Australia will launch a formal appeal to the World Trade Organization (WTO) on Wednesday seeking a review of China’s decision to impose hefty tariffs on imports of Australian barley, Minister for Trade Simon Birmingham said.
Acknowledging the appeal could take years to be resolved, Birmingham told reporters that Australia would also request formal consultations with China regarding dumping and other duties on Australian barley amid an increasingly bitter trade and diplomatic row between the two countries.
As relations soured this year after Canberra proposed an independent investigation into the origins of the coronavirus pandemic, first reported in central China last year, Beijing in May imposed five years of anti-dumping and anti-subsidy duties totalling 80.5 percent on Australian barley – effectively stopping a billion-dollar trade in its tracks.
Australia denies the allegations it subsidises local barley production and Birmingham said it will seek formal intervention from the WTO.
“Australia has an incredibly strong case to mount in relation to defending the integrity and proprietary of our grain growers and barley producers,” Birmingham said.
The Chinese government embassy in Australian did not immediately respond to an email requesting comment, the Reuters news agency reported.
It is not clear how effective Australia’s decision to appeal to the WTO will be.

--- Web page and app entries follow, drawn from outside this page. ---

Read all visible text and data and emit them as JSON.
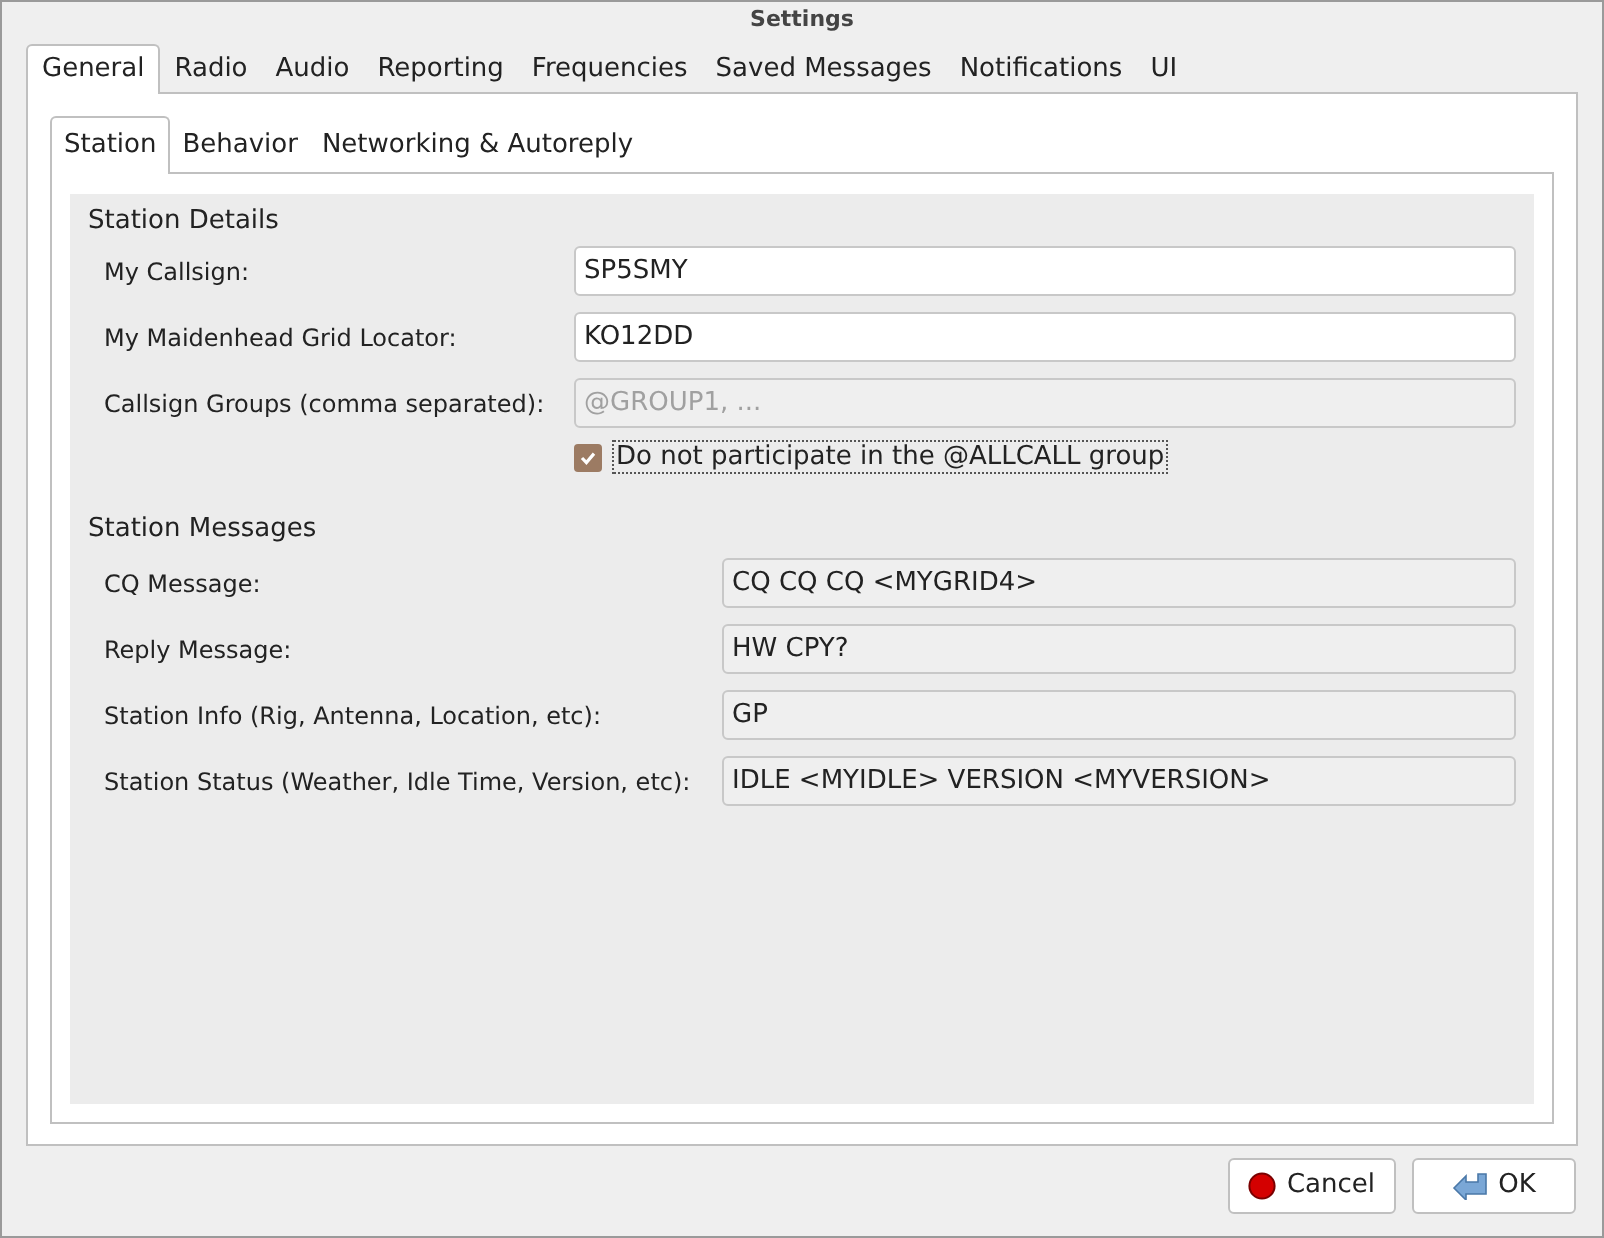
{
  "window": {
    "title": "Settings"
  },
  "tabs": [
    {
      "label": "General",
      "selected": true
    },
    {
      "label": "Radio",
      "selected": false
    },
    {
      "label": "Audio",
      "selected": false
    },
    {
      "label": "Reporting",
      "selected": false
    },
    {
      "label": "Frequencies",
      "selected": false
    },
    {
      "label": "Saved Messages",
      "selected": false
    },
    {
      "label": "Notifications",
      "selected": false
    },
    {
      "label": "UI",
      "selected": false
    }
  ],
  "subtabs": [
    {
      "label": "Station",
      "selected": true
    },
    {
      "label": "Behavior",
      "selected": false
    },
    {
      "label": "Networking & Autoreply",
      "selected": false
    }
  ],
  "station_details": {
    "title": "Station Details",
    "fields": [
      {
        "label": "My Callsign:",
        "value": "SP5SMY",
        "read_only": false
      },
      {
        "label": "My Maidenhead Grid Locator:",
        "value": "KO12DD",
        "read_only": false
      },
      {
        "label": "Callsign Groups (comma separated):",
        "placeholder": "@GROUP1, ...",
        "read_only": true
      }
    ],
    "checkbox": {
      "label": "Do not participate in the @ALLCALL group",
      "checked": true
    }
  },
  "station_messages": {
    "title": "Station Messages",
    "fields": [
      {
        "label": "CQ Message:",
        "value": "CQ CQ CQ <MYGRID4>",
        "read_only": true
      },
      {
        "label": "Reply Message:",
        "value": "HW CPY?",
        "read_only": true
      },
      {
        "label": "Station Info (Rig, Antenna, Location, etc):",
        "value": "GP",
        "read_only": true
      },
      {
        "label": "Station Status (Weather, Idle Time, Version, etc):",
        "value": "IDLE <MYIDLE> VERSION <MYVERSION>",
        "read_only": true
      }
    ]
  },
  "buttons": [
    {
      "label": "Cancel",
      "kind": "cancel"
    },
    {
      "label": "OK",
      "kind": "ok"
    }
  ]
}
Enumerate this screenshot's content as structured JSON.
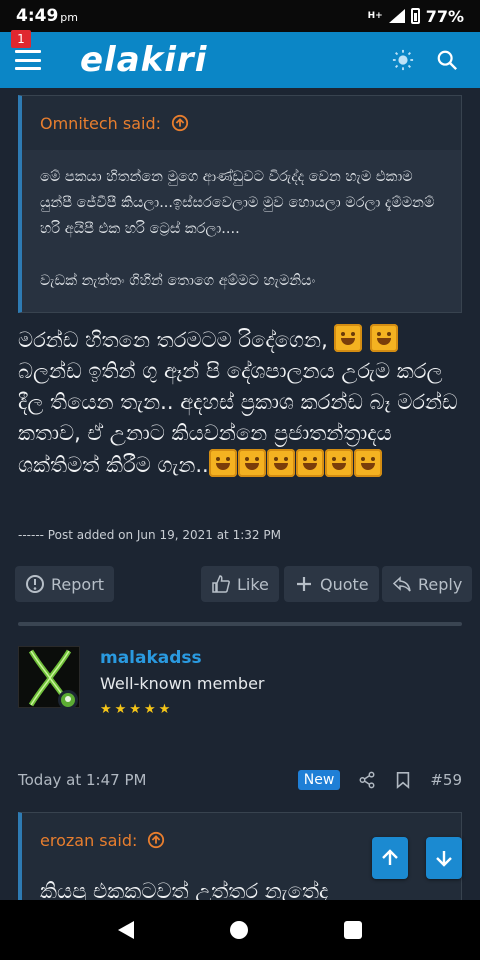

“The trouble with this barley-WTO item is that it will take a long time. It would normally take well over a year, possibly two years,” Peter McCawley, an economist at the Australian National University, told Al Jazeera.
“So in a way, the appeal to the WTO is more symbolic than actually having any immediate effect. It is really just Australia digging its heels in and sending yet another signal to China. On the Chinese side, I think they won’t care much. There’s no easy solution to this situation,” McCawley said.
Copper to wine
The WTO appeal threatens to further stoke bilateral tensions that have already seen China impose restrictions on a range of Australian commodities including copper, wine, timber and lobster, with diplomatic communication limited.
But Australia’s conservative government is under growing pressure from grain growers now forced to seek alternative markets – which often do not pay as much as China – for their products for the next five years while Beijing’s tariffs are enforced.
About 70 percent of Australian exports of the grain typically go to China, Australian data show.
The effective block on sales to China also comes as Australian barley production is expected to hit nearly 12 million tonnes this crop year, after rain revived some of the biggest growing regions following years of drought.
Coal is also being affected. More than 50 vessels carrying Australian coal have been stranded off China after ports were verbally told in October not to offload such shipments, according to the Bloomberg news agency.
China’s National Development and Reform Commission on Saturday appeared to formalise those curbs after giving power plants approval to import coal without restrictions, except from Australia, under efforts to tame price gains, the state-backed newspaper Global Times reported.
Australia urged China to clarify the media reports, which it said would breach international trade rules if they were true.
On Tuesday, Australian Prime Minister Scott Morrison said any shift by China away from imports of high-quality Australian coal would be a “lose-lose” for the environment and their trading relationship.
Relations between China and Australia have been fraught since 2018 when Canberra barred Huawei Technologies Co. from building its 5G advanced mobile phone network on national security grounds and worsened this year following Morrison’s call for a coronavirus inquiry.
Beijing accuses Canberra of being a puppet of the US and of meddling in its internal affairs.
It is a marked reversal in the once cordial relationship that saw Australia host a state visit by President Xi Jinping in 2014 and sign a comprehensive free-trade agreement a year later.